The following commentary comes from an independent investor or market observer as part of TheStreet's guest contributor program, which is separate from the company's news coverage.
NEW YORK (
) -- It's no secret that economic sentiment is low. Consumer and business confidence surveys have deteriorated worldwide for months. Headlines bemoan an economy on the brink, and some say recession is here already. Yet simultaneously, the balance of economic data has consistently
outstripped expectations, registered continued growth and painted a vastly different picture than many might think.
Take U.S. retail sales. The Conference Board's Consumer Confidence and the U-Michigan Consumer Sentiment gauges show pessimism pervaded in 2011. Some believe consumer sentiment is predictive of actual spending behavior. But watch what shoppers do, not what they say. Because all the while, though consumer sentiment has been weak, retail sales have climbed.

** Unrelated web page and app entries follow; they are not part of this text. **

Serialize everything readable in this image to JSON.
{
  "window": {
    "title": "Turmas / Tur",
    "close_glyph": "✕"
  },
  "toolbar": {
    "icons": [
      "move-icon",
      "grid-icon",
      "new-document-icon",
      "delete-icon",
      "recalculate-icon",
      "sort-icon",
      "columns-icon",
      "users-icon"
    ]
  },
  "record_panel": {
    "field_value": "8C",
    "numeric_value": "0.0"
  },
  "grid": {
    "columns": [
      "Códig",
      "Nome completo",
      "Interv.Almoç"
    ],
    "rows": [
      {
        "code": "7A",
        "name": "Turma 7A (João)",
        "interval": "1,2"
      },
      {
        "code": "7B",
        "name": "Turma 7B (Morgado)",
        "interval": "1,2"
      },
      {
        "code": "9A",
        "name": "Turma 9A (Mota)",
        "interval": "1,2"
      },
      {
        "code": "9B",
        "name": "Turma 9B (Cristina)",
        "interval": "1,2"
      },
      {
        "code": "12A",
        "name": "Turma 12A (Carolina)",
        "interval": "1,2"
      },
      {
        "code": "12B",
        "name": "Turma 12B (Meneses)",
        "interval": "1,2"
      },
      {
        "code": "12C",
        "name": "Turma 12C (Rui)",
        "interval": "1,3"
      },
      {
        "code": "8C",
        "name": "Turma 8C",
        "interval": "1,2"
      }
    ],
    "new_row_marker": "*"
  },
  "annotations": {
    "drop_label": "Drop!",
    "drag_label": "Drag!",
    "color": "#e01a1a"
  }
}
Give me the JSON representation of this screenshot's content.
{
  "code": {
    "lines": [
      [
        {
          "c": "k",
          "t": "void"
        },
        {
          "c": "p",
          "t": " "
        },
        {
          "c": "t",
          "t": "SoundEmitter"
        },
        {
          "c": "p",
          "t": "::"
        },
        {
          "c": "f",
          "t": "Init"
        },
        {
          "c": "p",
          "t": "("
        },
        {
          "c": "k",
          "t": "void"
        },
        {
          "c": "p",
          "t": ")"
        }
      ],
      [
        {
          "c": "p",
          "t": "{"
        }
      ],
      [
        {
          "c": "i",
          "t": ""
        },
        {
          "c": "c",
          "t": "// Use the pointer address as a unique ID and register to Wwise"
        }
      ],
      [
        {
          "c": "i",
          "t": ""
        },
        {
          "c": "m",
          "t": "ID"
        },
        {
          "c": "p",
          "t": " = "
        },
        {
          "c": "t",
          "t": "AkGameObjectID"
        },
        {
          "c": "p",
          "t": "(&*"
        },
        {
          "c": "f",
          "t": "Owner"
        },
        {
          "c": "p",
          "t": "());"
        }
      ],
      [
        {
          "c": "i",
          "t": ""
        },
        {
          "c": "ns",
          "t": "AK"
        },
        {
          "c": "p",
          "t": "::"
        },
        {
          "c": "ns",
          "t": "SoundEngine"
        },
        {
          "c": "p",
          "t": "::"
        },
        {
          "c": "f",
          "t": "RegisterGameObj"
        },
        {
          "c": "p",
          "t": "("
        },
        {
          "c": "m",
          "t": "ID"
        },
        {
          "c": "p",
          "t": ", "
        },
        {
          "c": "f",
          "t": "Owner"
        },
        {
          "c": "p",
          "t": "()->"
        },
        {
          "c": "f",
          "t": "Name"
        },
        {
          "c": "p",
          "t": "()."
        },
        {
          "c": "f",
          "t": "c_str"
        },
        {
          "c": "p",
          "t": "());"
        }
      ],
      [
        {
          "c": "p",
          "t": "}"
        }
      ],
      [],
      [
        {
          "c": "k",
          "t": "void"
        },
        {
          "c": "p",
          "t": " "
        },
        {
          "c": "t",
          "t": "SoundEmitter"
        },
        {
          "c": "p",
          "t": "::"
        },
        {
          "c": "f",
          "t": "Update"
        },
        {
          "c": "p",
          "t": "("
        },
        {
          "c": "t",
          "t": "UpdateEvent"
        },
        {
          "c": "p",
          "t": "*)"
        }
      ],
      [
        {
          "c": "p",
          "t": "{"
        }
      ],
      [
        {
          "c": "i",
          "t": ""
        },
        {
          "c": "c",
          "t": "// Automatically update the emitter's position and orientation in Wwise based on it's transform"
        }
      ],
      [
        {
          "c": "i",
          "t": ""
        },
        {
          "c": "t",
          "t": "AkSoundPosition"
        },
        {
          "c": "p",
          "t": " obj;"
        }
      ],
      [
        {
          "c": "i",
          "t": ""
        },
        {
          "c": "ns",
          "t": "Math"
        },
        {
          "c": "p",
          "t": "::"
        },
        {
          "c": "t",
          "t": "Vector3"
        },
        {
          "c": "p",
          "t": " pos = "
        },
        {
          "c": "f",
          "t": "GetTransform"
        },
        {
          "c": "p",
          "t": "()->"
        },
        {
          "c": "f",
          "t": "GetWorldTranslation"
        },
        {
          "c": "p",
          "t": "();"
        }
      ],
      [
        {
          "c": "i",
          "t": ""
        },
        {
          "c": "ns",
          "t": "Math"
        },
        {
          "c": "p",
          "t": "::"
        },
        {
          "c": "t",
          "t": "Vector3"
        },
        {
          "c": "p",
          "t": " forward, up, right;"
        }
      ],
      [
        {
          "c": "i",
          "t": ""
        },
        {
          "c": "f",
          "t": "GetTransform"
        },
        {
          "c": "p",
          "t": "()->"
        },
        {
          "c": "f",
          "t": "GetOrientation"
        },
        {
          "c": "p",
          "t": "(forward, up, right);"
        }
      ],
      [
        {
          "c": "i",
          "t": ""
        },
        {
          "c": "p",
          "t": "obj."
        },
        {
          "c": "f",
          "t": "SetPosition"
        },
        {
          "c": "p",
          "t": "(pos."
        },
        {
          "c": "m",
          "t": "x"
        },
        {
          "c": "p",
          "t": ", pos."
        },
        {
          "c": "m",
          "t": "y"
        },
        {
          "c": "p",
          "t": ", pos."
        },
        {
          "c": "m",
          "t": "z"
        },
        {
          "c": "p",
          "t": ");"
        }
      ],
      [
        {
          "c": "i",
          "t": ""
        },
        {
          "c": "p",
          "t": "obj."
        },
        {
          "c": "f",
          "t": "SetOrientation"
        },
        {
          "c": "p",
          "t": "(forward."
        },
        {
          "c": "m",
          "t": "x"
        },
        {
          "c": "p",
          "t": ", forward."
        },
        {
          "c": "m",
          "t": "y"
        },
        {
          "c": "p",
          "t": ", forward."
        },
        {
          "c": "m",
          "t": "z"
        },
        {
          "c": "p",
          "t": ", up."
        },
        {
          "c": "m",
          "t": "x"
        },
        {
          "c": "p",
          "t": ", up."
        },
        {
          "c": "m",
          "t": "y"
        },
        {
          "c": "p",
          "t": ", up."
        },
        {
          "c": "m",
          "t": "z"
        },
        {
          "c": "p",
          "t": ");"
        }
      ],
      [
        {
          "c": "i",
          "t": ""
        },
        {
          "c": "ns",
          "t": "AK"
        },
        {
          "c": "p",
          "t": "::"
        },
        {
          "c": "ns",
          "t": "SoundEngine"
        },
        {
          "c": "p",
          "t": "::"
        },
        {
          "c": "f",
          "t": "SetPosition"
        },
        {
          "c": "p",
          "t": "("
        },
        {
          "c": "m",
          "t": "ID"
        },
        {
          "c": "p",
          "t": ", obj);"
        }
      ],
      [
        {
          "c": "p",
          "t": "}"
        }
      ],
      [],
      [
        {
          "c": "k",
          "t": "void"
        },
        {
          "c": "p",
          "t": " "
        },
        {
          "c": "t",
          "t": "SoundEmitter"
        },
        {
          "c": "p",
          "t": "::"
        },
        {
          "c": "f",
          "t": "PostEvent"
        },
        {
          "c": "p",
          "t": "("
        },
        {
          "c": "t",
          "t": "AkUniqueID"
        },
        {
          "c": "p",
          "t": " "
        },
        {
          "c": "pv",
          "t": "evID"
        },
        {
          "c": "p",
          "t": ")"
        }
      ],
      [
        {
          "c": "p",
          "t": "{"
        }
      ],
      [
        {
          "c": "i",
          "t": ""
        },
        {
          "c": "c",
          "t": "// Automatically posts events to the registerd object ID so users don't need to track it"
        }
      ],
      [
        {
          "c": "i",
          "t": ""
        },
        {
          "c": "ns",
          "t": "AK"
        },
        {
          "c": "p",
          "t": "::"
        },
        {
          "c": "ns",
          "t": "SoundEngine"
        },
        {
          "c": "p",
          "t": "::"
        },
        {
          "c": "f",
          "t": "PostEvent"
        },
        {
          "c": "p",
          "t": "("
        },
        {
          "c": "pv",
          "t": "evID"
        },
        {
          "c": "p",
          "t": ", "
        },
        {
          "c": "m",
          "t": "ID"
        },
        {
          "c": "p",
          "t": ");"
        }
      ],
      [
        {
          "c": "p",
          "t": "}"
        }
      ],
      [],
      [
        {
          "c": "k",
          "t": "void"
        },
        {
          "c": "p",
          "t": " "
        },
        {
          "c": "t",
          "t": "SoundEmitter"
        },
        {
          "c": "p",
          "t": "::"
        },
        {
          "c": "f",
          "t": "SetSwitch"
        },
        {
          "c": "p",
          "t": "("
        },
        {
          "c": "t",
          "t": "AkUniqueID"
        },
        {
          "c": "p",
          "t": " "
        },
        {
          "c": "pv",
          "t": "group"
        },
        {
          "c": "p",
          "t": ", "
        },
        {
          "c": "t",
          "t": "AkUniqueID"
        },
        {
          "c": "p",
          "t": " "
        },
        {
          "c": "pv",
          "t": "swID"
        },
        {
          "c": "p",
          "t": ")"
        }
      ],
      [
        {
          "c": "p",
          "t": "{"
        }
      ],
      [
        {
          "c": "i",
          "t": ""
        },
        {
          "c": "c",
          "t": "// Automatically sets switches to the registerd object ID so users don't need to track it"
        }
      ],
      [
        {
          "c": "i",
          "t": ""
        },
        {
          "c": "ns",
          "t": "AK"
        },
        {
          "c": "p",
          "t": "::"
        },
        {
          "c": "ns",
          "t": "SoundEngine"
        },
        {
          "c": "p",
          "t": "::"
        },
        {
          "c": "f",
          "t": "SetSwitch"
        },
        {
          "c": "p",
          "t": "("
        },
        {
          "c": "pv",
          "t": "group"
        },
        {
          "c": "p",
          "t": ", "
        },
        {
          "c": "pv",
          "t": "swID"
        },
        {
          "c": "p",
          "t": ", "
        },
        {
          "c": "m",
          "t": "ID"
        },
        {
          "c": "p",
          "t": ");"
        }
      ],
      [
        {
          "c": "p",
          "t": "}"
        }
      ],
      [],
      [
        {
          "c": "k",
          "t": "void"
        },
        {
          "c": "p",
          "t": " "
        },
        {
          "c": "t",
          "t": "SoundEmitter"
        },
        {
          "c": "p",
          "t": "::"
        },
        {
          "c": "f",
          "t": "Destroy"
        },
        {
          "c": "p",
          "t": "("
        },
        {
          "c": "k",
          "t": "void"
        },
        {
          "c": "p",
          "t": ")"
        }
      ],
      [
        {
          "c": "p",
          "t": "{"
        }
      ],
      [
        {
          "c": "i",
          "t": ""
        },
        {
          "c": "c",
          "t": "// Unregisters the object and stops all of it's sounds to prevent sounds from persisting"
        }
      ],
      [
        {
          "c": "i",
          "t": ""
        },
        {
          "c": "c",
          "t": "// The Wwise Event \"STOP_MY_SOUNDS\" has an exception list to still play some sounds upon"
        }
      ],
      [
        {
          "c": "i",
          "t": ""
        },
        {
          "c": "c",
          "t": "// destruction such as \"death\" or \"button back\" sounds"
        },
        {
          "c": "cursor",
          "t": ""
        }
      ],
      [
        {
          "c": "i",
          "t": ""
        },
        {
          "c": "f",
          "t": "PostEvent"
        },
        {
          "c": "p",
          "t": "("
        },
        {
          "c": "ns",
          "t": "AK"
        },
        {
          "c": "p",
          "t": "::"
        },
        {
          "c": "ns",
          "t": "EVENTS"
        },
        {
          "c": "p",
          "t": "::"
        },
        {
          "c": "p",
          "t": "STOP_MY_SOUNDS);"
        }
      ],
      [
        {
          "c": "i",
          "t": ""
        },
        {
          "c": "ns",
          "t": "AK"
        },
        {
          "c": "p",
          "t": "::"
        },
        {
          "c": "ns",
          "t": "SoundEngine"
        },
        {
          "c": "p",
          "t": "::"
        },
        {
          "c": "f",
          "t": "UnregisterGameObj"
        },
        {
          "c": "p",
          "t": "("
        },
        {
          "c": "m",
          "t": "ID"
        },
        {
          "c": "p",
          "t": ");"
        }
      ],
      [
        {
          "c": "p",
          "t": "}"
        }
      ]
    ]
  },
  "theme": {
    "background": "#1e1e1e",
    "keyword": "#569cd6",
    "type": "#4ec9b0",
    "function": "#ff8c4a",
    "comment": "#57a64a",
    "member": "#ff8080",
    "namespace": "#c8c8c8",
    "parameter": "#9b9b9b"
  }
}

Moreover, while many bemoan either a dead, dying or ill American consumer, the fact is retail sales are at a record high.
A similar trend played out in European industry, which outstripped expectations in August -- while the German IFO Business Confidence Index fell. Eurozone industrial production (IP) rose 1.2% month over month (5.3% year over year) versus the consensus forecast of a -0.8% month-over-month decline (2.1% annual growth). Italy, Germany, France and Spain beat expectations. Exhibit 3 plots Eurozone and country-specific IP since 2005, showing strong growth since recessionary lows.
The UK's IP also beat expectations, growing 0.2% month over month in August while forecasters predicted a -0.2% pullback. And Japanese machine orders surged: 11% month over month in August vs. an expected 3.9% increase. Foreign orders -- a key global leading indicator -- grew a whopping 32% month over month, showing global demand remains buoyant. Foreign tool orders grew 16% month over month in September, suggesting demand remains firm.
Finally, U.S. business inventories showed
unappreciated underlying strength. As shown in Exhibits 4 and 5, inventories' and shipments' (sales) annual growth rates hit new highs, while the inventory-to-sales ratio remains near all-time lows. Put another way, firms' stockpiles are low, meaning even an incremental demand uptick should work through the supply chain fairly quickly, spurring additional production.
True, economic data earlier in 2011 showed deceleration. But no matter how you slice it, growth is growth, and growth isn't recession. Economic growth has always been variable and volatile, and it seems increasingly likely the slowdown earlier this year was a soft patch -- not a recession. Recent results speak to improving, not worsening, growth rates. It's always possible a recession lies further ahead, but few signs of it exist now.
For stocks, it isn't impossible a lasting downturn occurs without a recession, but such occurrences are rare in history, meaning the likelihood of a big down scenario from here (barring some enormous and yet-unforeseen negative surprise) seems small.
When assessing economic data, it's important to assess what reality is, but also the perception. The gap between what reality actually is (like rising retail sales) and the perception (falling consumer sentiment) is important for stocks. The more negative the perception of a positive reality, the better for markets, as positive surprise is then easier to obtain.
It seems likely to us a choppy 2011 (with a very challenging third quarter) ends with full-year broad market returns being either slightly up or slightly down. But the gyrations along the way have shifted prevailing sentiment far to the negative -- an excellent backdrop for stocks moving forward.
(This article constitutes the views, opinions, analyses and commentary of Fisher Investments as of October 2011 and should not be regarded as personal investment advice. No assurances are made Fisher Investments will continue to hold these views, which may change at any time without notice. In addition, no assurances are made regarding the accuracy of any forecast made herein. Past performance is no guarantee of future results. A risk of loss is involved with investments in stock markets.)
This commentary comes from an independent investor or market observer as part of TheStreet guest contributor program. The views expressed are those of the author and do not necessarily represent the views of TheStreet or its management.